WORK REQUEST:
Return all of the data below verbatim and exclude every picture.
Segment Start: DATA SUPPLIED
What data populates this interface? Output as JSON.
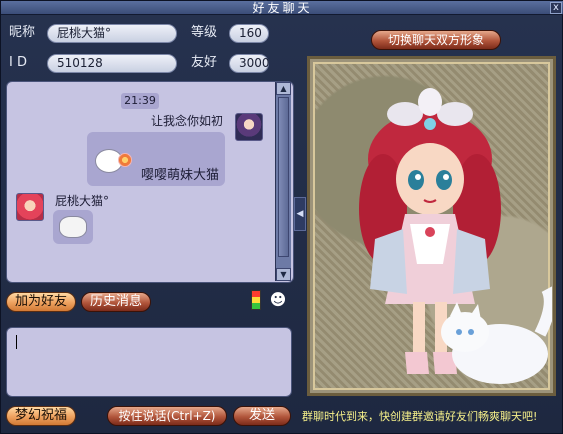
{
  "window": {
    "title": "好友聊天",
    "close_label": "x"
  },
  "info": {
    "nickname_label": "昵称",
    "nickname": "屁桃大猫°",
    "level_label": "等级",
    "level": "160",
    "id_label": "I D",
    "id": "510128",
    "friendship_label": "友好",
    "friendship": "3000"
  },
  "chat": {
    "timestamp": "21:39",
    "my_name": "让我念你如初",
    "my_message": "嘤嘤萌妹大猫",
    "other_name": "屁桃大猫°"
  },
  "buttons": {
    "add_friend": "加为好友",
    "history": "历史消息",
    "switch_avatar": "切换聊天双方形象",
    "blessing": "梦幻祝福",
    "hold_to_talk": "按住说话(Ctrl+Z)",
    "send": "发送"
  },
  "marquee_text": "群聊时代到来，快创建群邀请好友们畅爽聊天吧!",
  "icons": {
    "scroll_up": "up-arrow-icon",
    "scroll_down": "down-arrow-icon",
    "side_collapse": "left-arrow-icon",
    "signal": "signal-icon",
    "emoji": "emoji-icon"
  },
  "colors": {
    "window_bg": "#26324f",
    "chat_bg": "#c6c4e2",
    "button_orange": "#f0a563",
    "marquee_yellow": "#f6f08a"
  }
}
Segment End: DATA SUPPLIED
RESPONSE BELOW:
What data populates this interface? Output as JSON.
{
  "window": {
    "title": "好友聊天",
    "close_label": "x"
  },
  "info": {
    "nickname_label": "昵称",
    "nickname": "屁桃大猫°",
    "level_label": "等级",
    "level": "160",
    "id_label": "I D",
    "id": "510128",
    "friendship_label": "友好",
    "friendship": "3000"
  },
  "chat": {
    "timestamp": "21:39",
    "my_name": "让我念你如初",
    "my_message": "嘤嘤萌妹大猫",
    "other_name": "屁桃大猫°"
  },
  "buttons": {
    "add_friend": "加为好友",
    "history": "历史消息",
    "switch_avatar": "切换聊天双方形象",
    "blessing": "梦幻祝福",
    "hold_to_talk": "按住说话(Ctrl+Z)",
    "send": "发送"
  },
  "marquee_text": "群聊时代到来，快创建群邀请好友们畅爽聊天吧!",
  "icons": {
    "scroll_up": "up-arrow-icon",
    "scroll_down": "down-arrow-icon",
    "side_collapse": "left-arrow-icon",
    "signal": "signal-icon",
    "emoji": "emoji-icon"
  },
  "colors": {
    "window_bg": "#26324f",
    "chat_bg": "#c6c4e2",
    "button_orange": "#f0a563",
    "marquee_yellow": "#f6f08a"
  }
}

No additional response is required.